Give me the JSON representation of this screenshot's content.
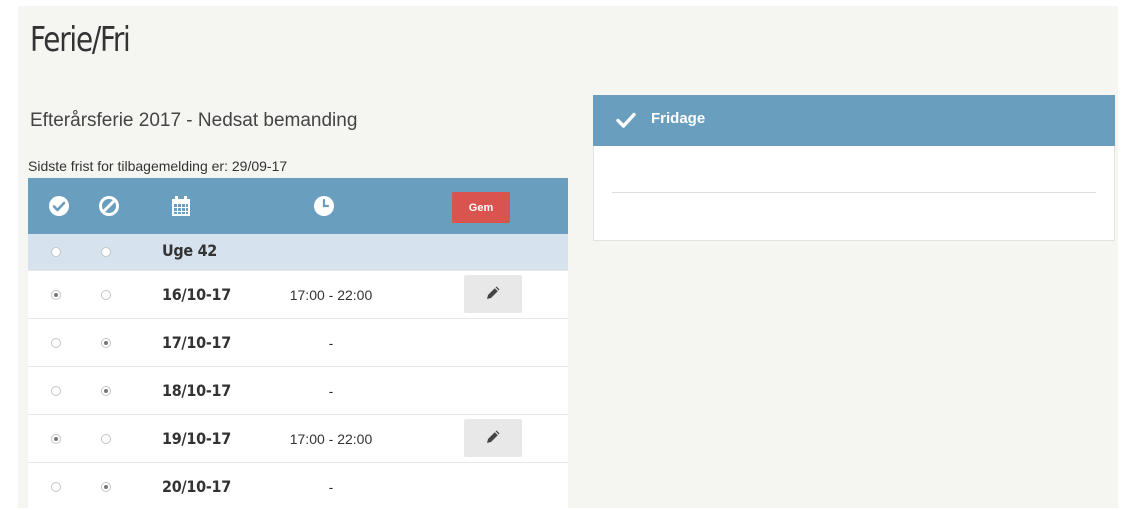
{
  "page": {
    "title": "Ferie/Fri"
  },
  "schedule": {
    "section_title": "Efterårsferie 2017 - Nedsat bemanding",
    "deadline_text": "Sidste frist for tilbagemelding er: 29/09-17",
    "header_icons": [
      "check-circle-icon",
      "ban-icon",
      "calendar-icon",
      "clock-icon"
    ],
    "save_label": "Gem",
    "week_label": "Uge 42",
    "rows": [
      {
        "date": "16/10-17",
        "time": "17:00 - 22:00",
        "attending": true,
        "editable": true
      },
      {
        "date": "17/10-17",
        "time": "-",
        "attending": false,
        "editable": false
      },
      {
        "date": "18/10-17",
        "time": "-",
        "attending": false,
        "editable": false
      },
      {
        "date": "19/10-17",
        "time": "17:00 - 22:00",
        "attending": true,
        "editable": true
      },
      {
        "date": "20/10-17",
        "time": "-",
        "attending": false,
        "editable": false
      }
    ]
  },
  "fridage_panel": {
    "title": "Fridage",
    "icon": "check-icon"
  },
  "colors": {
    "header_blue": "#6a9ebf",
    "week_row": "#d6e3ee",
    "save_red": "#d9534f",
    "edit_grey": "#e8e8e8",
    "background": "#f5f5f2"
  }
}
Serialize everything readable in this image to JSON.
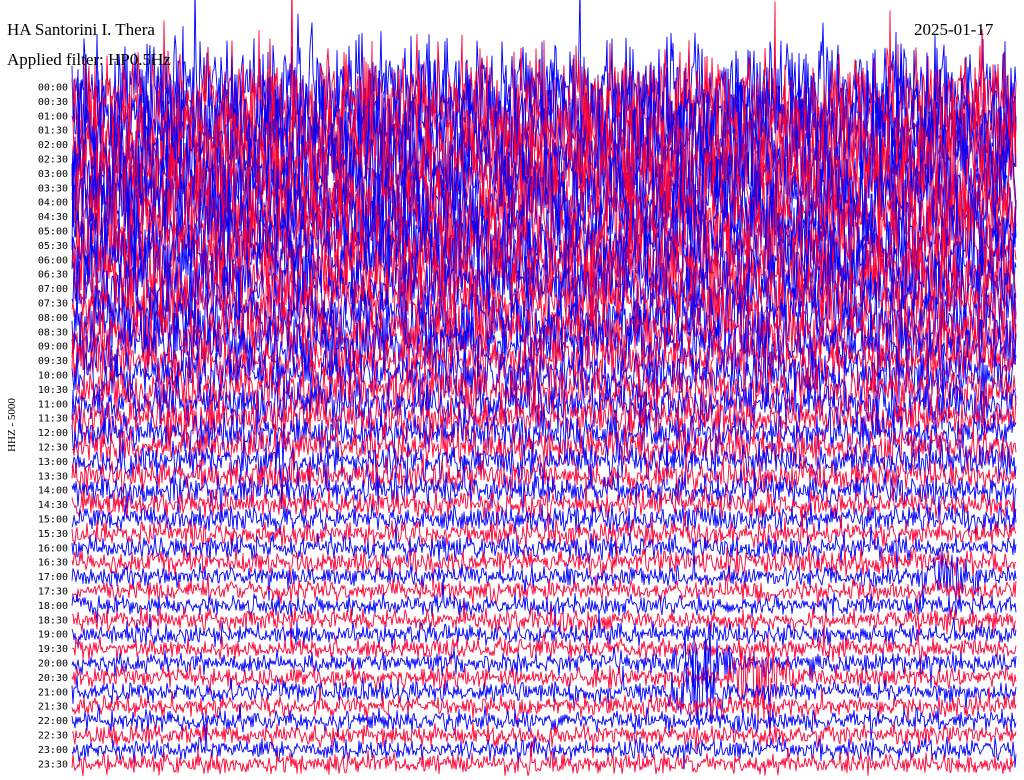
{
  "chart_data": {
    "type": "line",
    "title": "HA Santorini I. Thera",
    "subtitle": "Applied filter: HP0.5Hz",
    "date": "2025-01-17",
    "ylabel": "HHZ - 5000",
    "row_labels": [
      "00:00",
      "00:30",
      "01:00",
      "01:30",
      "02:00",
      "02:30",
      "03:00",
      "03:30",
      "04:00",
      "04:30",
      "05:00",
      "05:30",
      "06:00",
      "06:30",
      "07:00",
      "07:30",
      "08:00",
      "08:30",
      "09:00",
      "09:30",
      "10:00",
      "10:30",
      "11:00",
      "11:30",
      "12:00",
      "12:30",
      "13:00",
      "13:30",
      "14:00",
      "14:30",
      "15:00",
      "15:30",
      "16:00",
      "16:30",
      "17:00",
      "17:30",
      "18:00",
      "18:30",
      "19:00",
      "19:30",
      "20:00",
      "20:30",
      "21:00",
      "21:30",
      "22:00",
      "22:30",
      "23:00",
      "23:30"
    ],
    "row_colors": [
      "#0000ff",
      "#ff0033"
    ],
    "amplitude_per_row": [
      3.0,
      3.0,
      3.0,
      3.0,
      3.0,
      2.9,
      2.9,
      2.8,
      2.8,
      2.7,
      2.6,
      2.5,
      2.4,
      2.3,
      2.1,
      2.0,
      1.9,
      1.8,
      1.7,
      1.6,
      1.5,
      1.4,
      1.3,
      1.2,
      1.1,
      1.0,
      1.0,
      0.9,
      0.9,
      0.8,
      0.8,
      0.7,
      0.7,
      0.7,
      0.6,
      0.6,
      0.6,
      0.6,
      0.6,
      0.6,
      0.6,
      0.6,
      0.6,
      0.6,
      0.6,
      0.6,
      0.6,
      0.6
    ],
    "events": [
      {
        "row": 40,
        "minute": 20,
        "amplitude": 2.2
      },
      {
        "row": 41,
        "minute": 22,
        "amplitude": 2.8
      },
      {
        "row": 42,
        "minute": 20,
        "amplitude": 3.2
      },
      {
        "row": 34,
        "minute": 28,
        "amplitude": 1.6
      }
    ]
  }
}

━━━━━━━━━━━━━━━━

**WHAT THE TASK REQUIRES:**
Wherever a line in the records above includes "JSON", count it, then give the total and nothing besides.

**WRITTEN SOLUTION:**
2